Environment Portfolio Councillor Jenny McKay said around 55,161 tonnes of carbon dioxide equivalent (tCO2-e) was abated in the 2015-2016 financial year through landfill gas flaring at council’s Nambour, Caloundra and Buderim landfills.

“The increase of landfill gas flaring by 52% at these landfills is the latest in a long list of projects aimed at achieving our vision to be the most sustainable region in Australia,” Cr McKay said.

“Landfill gas from waste is collected and combusted using a flare.

“The methane component of landfill gas is converted to carbon dioxide, which has a significantly lower global warming potential than methane.

“Council’s landfill gas contractors are also investigating options to use the gas to generate electricity.

“The significant environmental benefit of landfill gas management at our landfills is one of the key findings from council’s recently launched Organisational Sustainable Benchmarking Report 2015/2016.

“The first-of-its-kind report in Queensland provides an annual snapshot of the organisation’s greenhouse gas footprint and sustainability performance and is available for residents to view on council’s website.”

Equivalent examples* of the benefits of council’s landfill gas flaring in 2015/16: 

  • a reduction in greenhouse gas emissions from 11,652 passenger vehicles driven for one year;
  • a decrease in CO2 emissions from 5825 homes' energy use for one year;
  • a cut in carbon sequestered by 52,216 acres of forest in one year.

Cr McKay said there was more good news on the horizon for both the environment and residents’ wallets with the introduction of a container deposit refund scheme in Queensland.

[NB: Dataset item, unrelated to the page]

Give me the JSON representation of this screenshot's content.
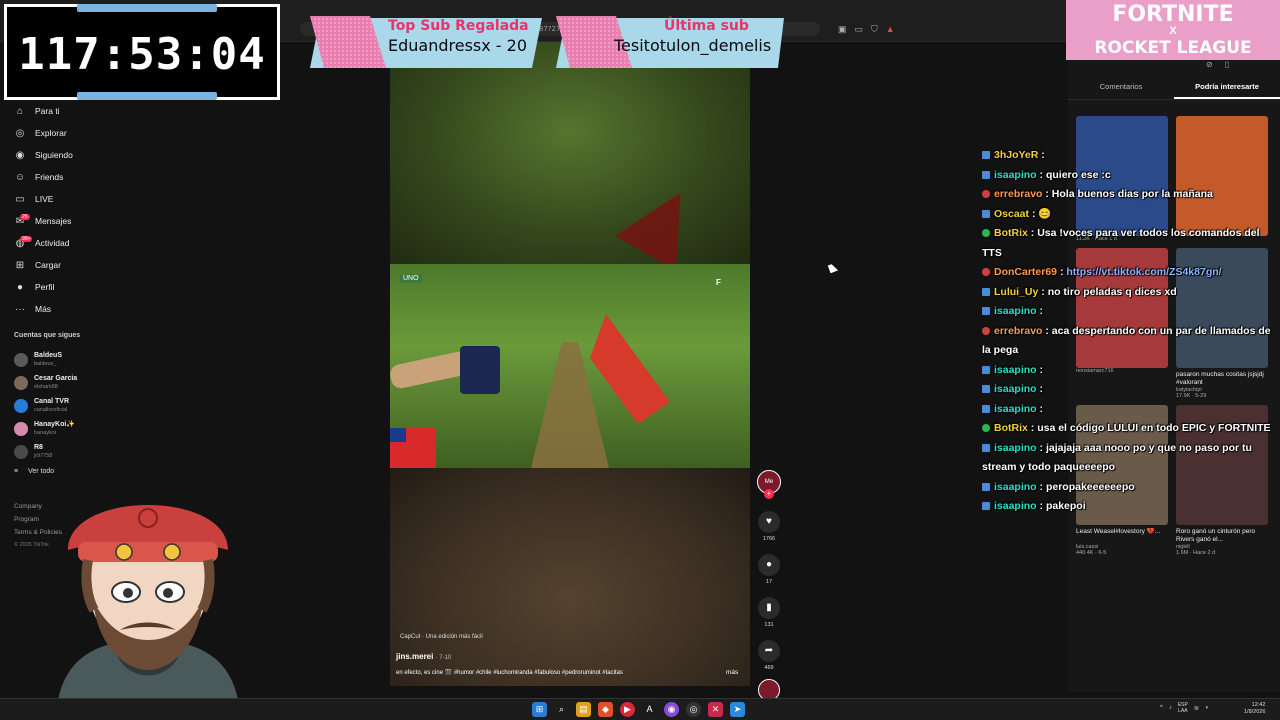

“I am also delighted to advise council’s full support and encouragement of the Queensland Government’s plans to launch a Container Deposit Scheme throughout the state in 2018, including the Sunshine Coast,” she said.

“The scheme will be similar to those operating successfully in South Australia and the Northern Territory.

“The new scheme will allow residents to receive 10c refund for every empty eligible beverage container they return to a collection site.

“Eligible containers may be aluminium, steel, plastic, glass and liquid paperboard between 150ml and 3L.

“Council is looking forward to working with the Federal Government to bring this project to fruition.”